We developed this blog to provide golf course maintenance information to our members. From projects, small and large, to updates on course conditions, we want to provide as much information as possible. Although we hope this blog answers all of the pertinent questions regarding our operation, we always welcome more personalized dialogue. If you have questions beyond the information found on this blog, feel free to contact our golf course superintendent, Trevor Hedgepeth.



Monday, October 24, 2016

Sod Restoration Project

Recently, our club has decided to invest in restoring our primary rough to a pure stand of turf-type, tall fescue. Over the life of the club, invasive weeds such as creeping bent, common Bermuda, poa triv and annual bluegrass have become an aesthetic and functional nuisance. Although the herbicide market has introduced many selective herbicides that will kill or suppress these grasses, we have decided to use a total kill/sod replacement strategy. With the timing of our initial start, we are focusing on cool-season eradication; targeting bent grass, annual bluegrass and rough stalk bluegrass.
That being said, we began spraying round-up last Thursday on our first golf hole. To speed up the kill, we added a small rate of Reward to the mix. Below you will see pictures that walks you through the initial steps of our project.

We do ask that our members be aware of the WHITE paint lines and ORANGE marking flags. If you see these areas, please assume that there is newly applied herbicide in those areas. Feel free to treat those areas as ground under repair. Aside from great assistance from our professional staff and caddies, we will post a turf manager near the sites of herbicide application to further communicate which areas to avoid. Thanks for your patience as we make strides to restore our primary rough.

 Our First step is to locate the weeds that we wish to eradicate. From there, we designate our target areas with white paint and orange pin flags. 

Once identified and marked, the targeted areas are sprayed with round-up and dye. The dye is to help our applicator see where he has sprayed, but it is also an indicator for staff and players that an area has been treated with herbicide. 

Once treated with round-up, we wait 5-7 days for the round-up to move throughout the grass plant.

Once we achieve kill, our staff begins sod cutting all of the sprayed areas. 
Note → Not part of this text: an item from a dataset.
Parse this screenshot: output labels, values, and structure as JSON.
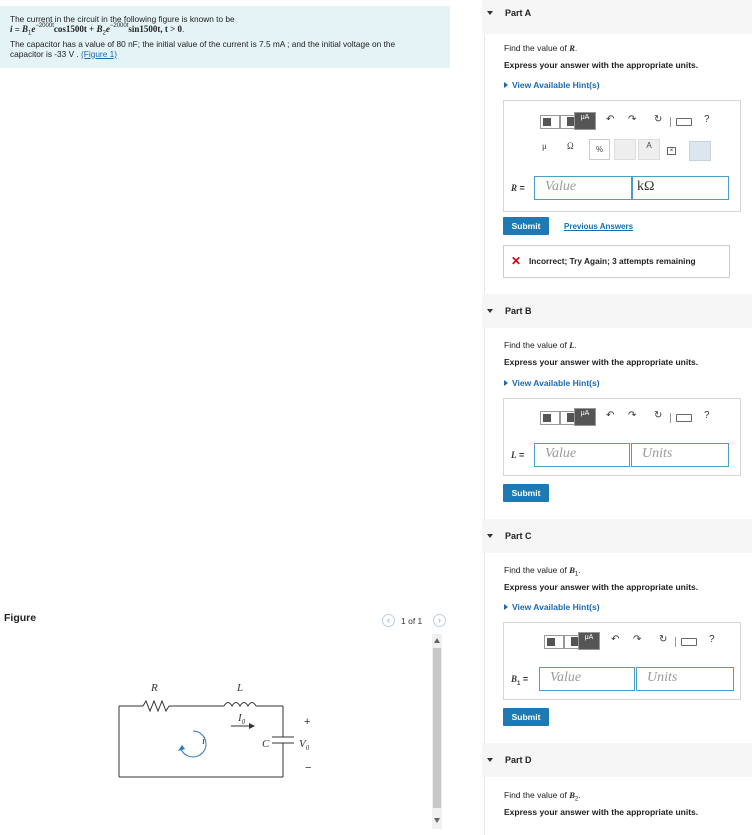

Once these areas have been sod cut, our staff will use the combination of trailers, shovels, carts and our dingo to scoop up and remove the material. Later this week, 2 trucks of tall fescue will arrive and these areas will be re-sodded. Simultaneously, we have marked and sprayed our next 1/2 acre section and another 2 trucks of sod will arrive a week from today. We will repeat this process throughout the fall.